The recent evidence suggests that running a high immigration program when there is plenty of slack in the labour market means that “skill shortages” are not able to manifest themselves as quickly as they might have otherwise because employees are able to hire from abroad in sizeable quantities. The relatively high intake of skilled workers looks to be a pre-emptive strike on the expectation that there will be skills shortages in the future. If there was widespread skills shortages then wages growth would be higher than its current rate of 2.1%pa.
Various Productivity Commission modelling has also shown that immigration lowers the wages of incumbent workers (see here). These results were confirmed recently by modelling from Victoria University (see here).
International analysis from the Bank of England and Cambridge University also shows that immigration reduces wages growth (see here).
The economics is simple: continually increasing labour supply via immigration necessarily reduces workers’ bargaining power and ergo wages growth.

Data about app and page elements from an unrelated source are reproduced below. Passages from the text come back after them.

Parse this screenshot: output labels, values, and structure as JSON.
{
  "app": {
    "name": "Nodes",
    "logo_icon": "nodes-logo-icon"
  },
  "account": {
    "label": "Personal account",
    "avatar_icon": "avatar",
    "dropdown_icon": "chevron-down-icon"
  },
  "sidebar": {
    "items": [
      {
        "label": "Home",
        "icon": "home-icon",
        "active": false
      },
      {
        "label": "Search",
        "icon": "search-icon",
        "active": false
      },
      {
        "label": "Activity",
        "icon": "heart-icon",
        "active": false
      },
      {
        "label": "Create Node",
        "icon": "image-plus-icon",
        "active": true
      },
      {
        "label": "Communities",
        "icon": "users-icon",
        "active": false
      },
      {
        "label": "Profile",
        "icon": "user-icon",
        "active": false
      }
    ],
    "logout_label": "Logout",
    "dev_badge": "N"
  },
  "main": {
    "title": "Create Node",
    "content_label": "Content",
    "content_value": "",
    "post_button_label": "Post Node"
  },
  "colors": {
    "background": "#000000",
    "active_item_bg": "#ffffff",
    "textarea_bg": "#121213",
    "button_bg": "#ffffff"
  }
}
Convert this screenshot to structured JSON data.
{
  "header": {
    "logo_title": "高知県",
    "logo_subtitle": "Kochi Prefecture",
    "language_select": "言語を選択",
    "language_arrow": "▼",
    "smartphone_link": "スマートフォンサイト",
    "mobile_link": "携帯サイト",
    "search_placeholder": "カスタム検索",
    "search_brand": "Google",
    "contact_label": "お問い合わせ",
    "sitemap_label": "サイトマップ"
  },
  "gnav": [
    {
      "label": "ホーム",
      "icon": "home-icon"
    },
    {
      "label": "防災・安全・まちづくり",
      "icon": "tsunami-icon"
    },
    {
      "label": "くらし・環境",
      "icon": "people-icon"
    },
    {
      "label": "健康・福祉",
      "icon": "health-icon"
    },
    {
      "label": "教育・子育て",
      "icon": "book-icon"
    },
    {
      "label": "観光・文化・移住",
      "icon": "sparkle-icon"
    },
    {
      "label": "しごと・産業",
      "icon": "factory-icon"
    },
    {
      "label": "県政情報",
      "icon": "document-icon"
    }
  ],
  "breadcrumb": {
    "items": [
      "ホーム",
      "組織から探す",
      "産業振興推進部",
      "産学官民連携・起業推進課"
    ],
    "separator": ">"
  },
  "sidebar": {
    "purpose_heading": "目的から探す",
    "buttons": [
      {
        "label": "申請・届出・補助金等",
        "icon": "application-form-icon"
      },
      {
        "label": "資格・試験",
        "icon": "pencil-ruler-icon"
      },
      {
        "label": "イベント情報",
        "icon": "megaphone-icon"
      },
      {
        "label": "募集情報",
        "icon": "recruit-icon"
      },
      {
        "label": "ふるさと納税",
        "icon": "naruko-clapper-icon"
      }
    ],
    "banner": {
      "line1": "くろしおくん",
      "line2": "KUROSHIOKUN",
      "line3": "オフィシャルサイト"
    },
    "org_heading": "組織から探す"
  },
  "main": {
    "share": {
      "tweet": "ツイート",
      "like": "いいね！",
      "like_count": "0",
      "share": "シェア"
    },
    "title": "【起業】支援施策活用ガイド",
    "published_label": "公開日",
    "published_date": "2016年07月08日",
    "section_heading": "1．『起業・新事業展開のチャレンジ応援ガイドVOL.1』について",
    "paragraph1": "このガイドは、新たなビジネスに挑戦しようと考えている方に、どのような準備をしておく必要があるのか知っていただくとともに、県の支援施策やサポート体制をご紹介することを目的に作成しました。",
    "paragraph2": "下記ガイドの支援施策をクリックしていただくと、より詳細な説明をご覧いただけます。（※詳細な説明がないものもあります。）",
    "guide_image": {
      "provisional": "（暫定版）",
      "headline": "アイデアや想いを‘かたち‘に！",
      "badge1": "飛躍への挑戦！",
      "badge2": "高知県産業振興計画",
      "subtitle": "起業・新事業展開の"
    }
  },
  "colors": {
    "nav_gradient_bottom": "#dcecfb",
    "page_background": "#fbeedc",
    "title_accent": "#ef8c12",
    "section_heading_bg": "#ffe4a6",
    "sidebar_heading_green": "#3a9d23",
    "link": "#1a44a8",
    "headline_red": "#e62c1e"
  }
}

Again I ask: why isn’t Australia’s union movement up in arms at Australia’s mass immigration ‘Big Australia’ policy, which is not only eroding workers’ conditions and pay, but also pushing-up their cost of living via housing as well.